conceivably could be multi-writer, single reader in which case you'd take a
read lock to write and a write lock to read ;-)
> > I use this pattern a lot and have a synch wrapper that wraps the boost
> > mutex implementation to give me this. Such a wrapper also exposes other
> > synch stuff, like atomic ops and fencing, so these can be used w.r.t. to
> > the conceptual need at the time, so to speak.
> > In my opinion all of STL should support such a concept for the containers
> > and this could be an extension that boost offers.
> > Going back to the containers for a second there is a natural two level
> > mutex concept that we should think about doing out of the box. A
> > container has activity is at a container level _and_ each object in the
> > container may have its own mutex requirement.

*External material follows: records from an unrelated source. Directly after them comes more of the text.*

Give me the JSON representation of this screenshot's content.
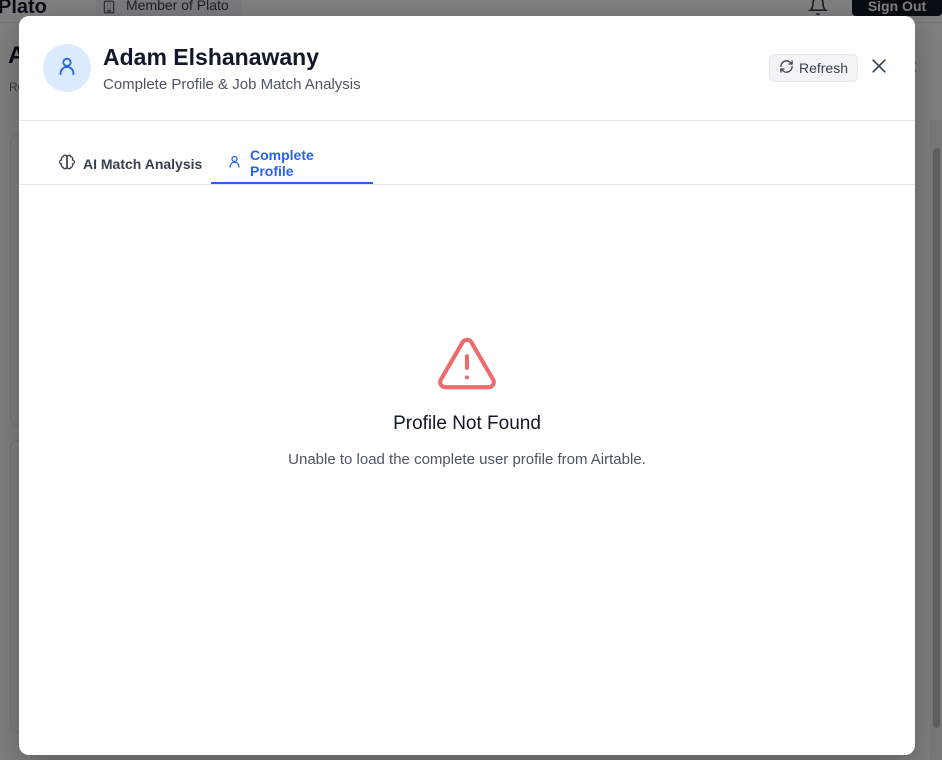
{
  "background": {
    "logo": "Plato",
    "member_label": "Member of Plato",
    "signout_label": "Sign Out",
    "page_title_initial": "A",
    "page_sub_initial": "Re"
  },
  "modal": {
    "user_name": "Adam Elshanawany",
    "subtitle": "Complete Profile & Job Match Analysis",
    "refresh_label": "Refresh",
    "tabs": [
      {
        "label": "AI Match Analysis",
        "icon": "brain-icon",
        "active": false
      },
      {
        "label": "Complete Profile",
        "icon": "user-icon",
        "active": true
      }
    ],
    "error": {
      "icon": "warning-triangle-icon",
      "title": "Profile Not Found",
      "description": "Unable to load the complete user profile from Airtable."
    }
  },
  "colors": {
    "accent": "#2563eb",
    "avatar_bg": "#dbeafe",
    "error_icon": "#ef6b6b",
    "overlay": "rgba(0,0,0,0.5)"
  }
}
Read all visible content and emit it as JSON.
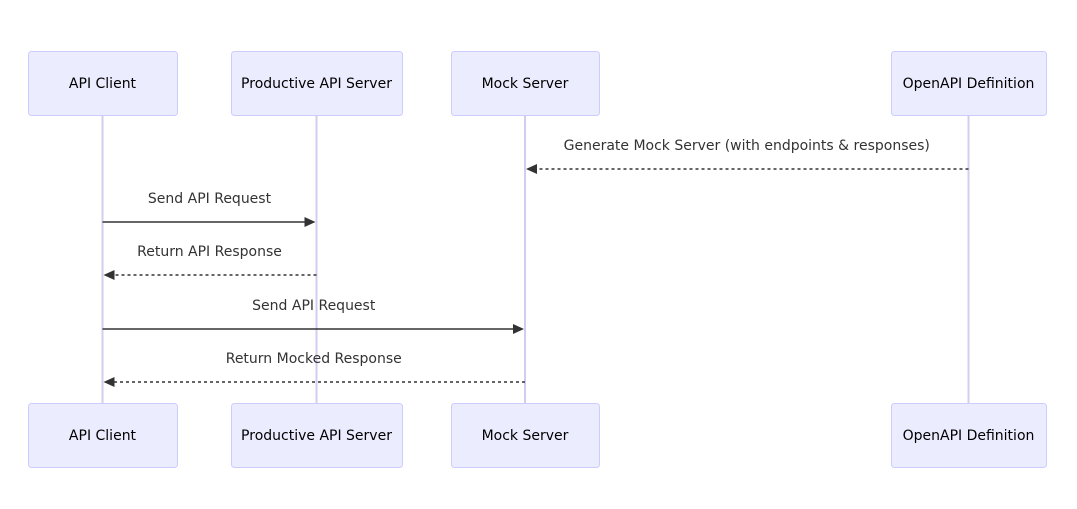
{
  "diagram": {
    "type": "sequence",
    "colors": {
      "actor_fill": "#ECECFF",
      "actor_border": "#CCCCFF",
      "lifeline": "#D4CCF0",
      "arrow": "#333333"
    },
    "actors": [
      {
        "id": "client",
        "label": "API Client"
      },
      {
        "id": "prod",
        "label": "Productive API Server"
      },
      {
        "id": "mock",
        "label": "Mock Server"
      },
      {
        "id": "openapi",
        "label": "OpenAPI Definition"
      }
    ],
    "messages": [
      {
        "from": "openapi",
        "to": "mock",
        "label": "Generate Mock Server (with endpoints & responses)",
        "style": "dashed"
      },
      {
        "from": "client",
        "to": "prod",
        "label": "Send API Request",
        "style": "solid"
      },
      {
        "from": "prod",
        "to": "client",
        "label": "Return API Response",
        "style": "dashed"
      },
      {
        "from": "client",
        "to": "mock",
        "label": "Send API Request",
        "style": "solid"
      },
      {
        "from": "mock",
        "to": "client",
        "label": "Return Mocked Response",
        "style": "dashed"
      }
    ]
  }
}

There is a relationship
> > here as a common pattern is for resource pools of mutexes for a container
> > to limit resource consumption and provide better scalability than a
> > single mutex for all objects. So there is a container access mutex and a
> > mutex per object and the mutex may be one and the same for simple
> > requirements.
> Interesting thought.
It has nice parallels at the container level to iterator semantics. In my
view container operation specifications should all be described in
shared_mutex semantics which will then have a natural degradation by the
Liskov rules to the null_synch case. At one level is it simply that const
operations need a shared lock, non-const needs an exclusive lock. Not quite
as simple as concurrent writes will potentially invalidate iterators, so it
is not just about the containers, but the iterators too. And good luck to us
making this play nice and easily without a recursive mutex. A recursive
mutex is essential to do this simply otherwise every interface needs a locked
and unlocked version. The locked and unlocked version approach would be
better though as then you only pay for the lock once.
I have cases where I provide dual interfaces to objects too as they are
sometimes in a application state that allows concurrent access and sometimes
in a different part of the app that is built for speed and is single threaded
and only the non-locking interface is desired. I have MACRO foo to simply
this but it is butt ugly to do that. Perhaps the named parameter interface
style could be extended to support locking and non-locking interface
generation a bit better than MACRO foo.
Also a type trait should exist that tells you if the size of a type, given the
correct alignment, is atomic w.r.t. to memory access as then no locking is
required to access or set if (and only if) it is sufficiently indpendent to
other state. This is especially useful for the often encountered property
like getters and setters.
I think that hierarchy I drew before is wrong now I think about it. I added
the recursive thing at the spur of the moment and clearly (well to me now)
that is orthogonal in concept.
> > Deadlock becomes a real possibility with such things as the potential
> > ordering of access needs to be constrained. E.g. if you need to lock on
> > two or more objects in the collection then the locks should be required
> > to be accessed in the same order or a scheme where if you are locked and
> > need another object then you may have to give up your lock and attempt
> > then attempt to acquire both, otherwise you're inviting a deadlock.
> I wrote a double-locker once that did this --- it acquired one lock, then
> tried to acquire the second. If that failed, it released the lock it had,
> and then tried again, in the other order. It kept switching orders until it
> had both mutexes locked.
Often doesn't work or come up in practice though as having to give up a lock
means rolling back the work (transaction rollback) and if you need two locks
then you would normally be able to aware of this and acquire them upfront in
the same order. The real answer to this takes you into wait free techniques
and away from locking so there are limits on what we should try and provision